Best Ways to Communicate with a Loved One with Dementia

The loss of communication that comes with dementia is a hardship for everyone involved. The loss is generally gradual and is a source of constant frustration for both the person who is ill and those around him. Not only is the caregiver relationship more difficult when needs and wants cannot be communicated, but it can feel like a loved one is being taken away bit by bit. It is important to remember that the person you love is still there, and still has feelings, even when they cannot express or even remember themselves.  If you are struggling to maintain a relationship with someone suffering from dementia, there are some ways you can reach out and try to improve the communication between you.

The primary thing to keep in mind is to stay calm.
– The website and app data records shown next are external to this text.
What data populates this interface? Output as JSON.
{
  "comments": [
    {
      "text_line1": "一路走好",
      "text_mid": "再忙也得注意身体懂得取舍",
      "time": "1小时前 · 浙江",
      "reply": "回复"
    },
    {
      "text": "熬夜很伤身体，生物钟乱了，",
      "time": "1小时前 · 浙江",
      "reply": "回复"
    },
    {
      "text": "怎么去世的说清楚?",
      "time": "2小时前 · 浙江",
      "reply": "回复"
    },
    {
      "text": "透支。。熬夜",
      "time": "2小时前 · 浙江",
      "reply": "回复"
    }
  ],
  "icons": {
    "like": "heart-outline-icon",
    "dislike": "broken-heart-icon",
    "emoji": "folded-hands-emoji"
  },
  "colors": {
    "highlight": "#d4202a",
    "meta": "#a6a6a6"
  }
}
The part of the brain that deals with verbal language is affected by the disease, but body language and emotion will still be communicated. In fact, only seven percent of the information we communicate in a conversation is from the actual words we say. Thirty-eight percent is tone and fifty-five percent is body language. Even if you choose your words carefully, a tense posture, clipped tone, or aggravated sigh will get across and this only serves to increase the tension and confusion for the person you are trying to reach. If you feel your ire rising, take a break from the conversation and either try a different topic or just try again later.

Patients in earlier stages of dementia are aware that they are losing some of their functionality and it can be very frustrating and scary. It is easy for them to get down on themselves and be angry. The best thing you can do is help them to maintain their self-esteem and dignity. From your point of view, listening to them struggle for words or make seemingly off-topic comments, they may seem childlike in their grasp of language, but don’t make the mistake of treating them as a child. Yes, simple choices and concepts are helpful, but do not let it become patronizing or diminutive. “Good girl” may be appropriate for a child, but to an adult it is belittling and demeaning.

Your body language also conveys your respect and feeling towards your loved one. Don’t stand over them or even very close, this can be intimidating and many dementia patients will feel uncomfortable with it. Instead sit at or below their level, maintain eye contact, and try a little physical contact. This, along with a distraction-free environment, will help them focus and maintain the thread of conversation. Be very aware of body language, however – physical touch and direct eye contact may be uncomfortable or threatening in some cases. If they seem uncomfortable, back up and give them a little space to relax.

It can feel like the person you love is slipping away from you. It is a very painful and difficult journey, but remember that the person in front of you still needs comfort and love. There are other ways you can reach out and try to connect with a person suffering from dementia; we will discuss more strategies in a future post.

Amanda Dean

Amanda Dean is Senior Report's senior editor and an expert in senior care with almost two decades of experience.